Please don’t forget to send us those manuscripts in the long-term storage drawer, and those being produced by your colleagues and students as well!
John Michael Kittross
Call for Manuscripts
A few months ago, one of our authors wrote the editor, saying: “I'm glad you like these little essays. I have fun writing them...it's a nice forum for sharing thoughts about things that I'm working on/thinking about, without the formality of a big research paper.” Right on!
Media Ethics magazine has said many times that we will welcome the submission of any manuscript that deals with both the media and ethics. True enough! But sometimes this language makes people think that we are only interested in journalism, or in the traditional mass media of newspapers, magazines, radio, television, and the like. Not true. Instead, we are also interested in the movies, the theater, blogging, social media, and the teaching of ethics. We welcome opinion, commentary and rigorous research (and have published satire, poetry, and manuscripts that are hard to classify—but which deal with ethics and communication) that refer to “old media,” “new media” and matters that nobody has previously written about. Aesthetics? Philosophy? Technology? Sure! Labor, management, diversity? Naturally! Entertainment, journalism and other information, persuasion (such as advertising, public relations and psychological warfare)? Reporting, history, government policy and the Internet? Of course!
Media Ethics also publishes reviews, reports, digests, bibliographies, case studies and news of meetings, opportunities, and publications.
To sum up, we would like to receive from you, and from your fellow media professionals, scholars, or students any appropriate material that is well-written and well-reasoned.
The deadline for receiving manuscripts for the next issue (Fall 2017, vol. 29, no. 1) has been moved to October 16, 2017. If we get your manuscript about any topic related to media ethics by that date, we should be able to catch up with our production schedule. Although we often print much longer articles, many of our commentaries run 1,200 words or less. And, for the benefit of readers, we are happy when an article provides reference citations, even though many commentaries or "opinion pieces" do very well without them.) Naturally, all submissions are subject to editing—but we communicate about any problems or needed changes and are very flexible when it comes to ideas, viewpoints, format and style. We try to stay in touch with our authors.

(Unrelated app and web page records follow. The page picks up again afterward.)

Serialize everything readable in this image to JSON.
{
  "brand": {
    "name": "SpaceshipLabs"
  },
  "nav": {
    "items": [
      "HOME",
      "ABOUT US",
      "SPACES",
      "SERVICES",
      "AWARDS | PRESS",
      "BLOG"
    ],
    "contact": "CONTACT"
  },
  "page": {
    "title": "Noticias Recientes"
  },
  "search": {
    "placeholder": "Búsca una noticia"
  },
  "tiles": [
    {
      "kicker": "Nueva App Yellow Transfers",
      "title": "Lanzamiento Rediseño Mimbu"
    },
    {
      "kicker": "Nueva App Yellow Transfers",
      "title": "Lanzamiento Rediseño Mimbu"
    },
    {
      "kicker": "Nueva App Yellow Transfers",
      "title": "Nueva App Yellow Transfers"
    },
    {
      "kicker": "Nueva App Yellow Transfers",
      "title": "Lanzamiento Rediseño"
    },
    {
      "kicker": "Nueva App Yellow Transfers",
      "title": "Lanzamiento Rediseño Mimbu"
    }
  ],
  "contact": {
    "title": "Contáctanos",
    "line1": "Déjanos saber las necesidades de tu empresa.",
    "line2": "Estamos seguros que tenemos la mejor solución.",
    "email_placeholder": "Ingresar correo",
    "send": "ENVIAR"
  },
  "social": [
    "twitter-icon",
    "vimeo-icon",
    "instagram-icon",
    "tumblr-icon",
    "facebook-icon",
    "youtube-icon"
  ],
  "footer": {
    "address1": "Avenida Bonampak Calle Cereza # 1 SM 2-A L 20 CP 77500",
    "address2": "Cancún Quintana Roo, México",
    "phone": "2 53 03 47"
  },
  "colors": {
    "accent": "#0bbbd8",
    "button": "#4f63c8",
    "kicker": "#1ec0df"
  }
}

Media Ethics Magazine
Attn: John Michael Kittross, Editor
186 Tremont St.
Boston, MA 02111-1014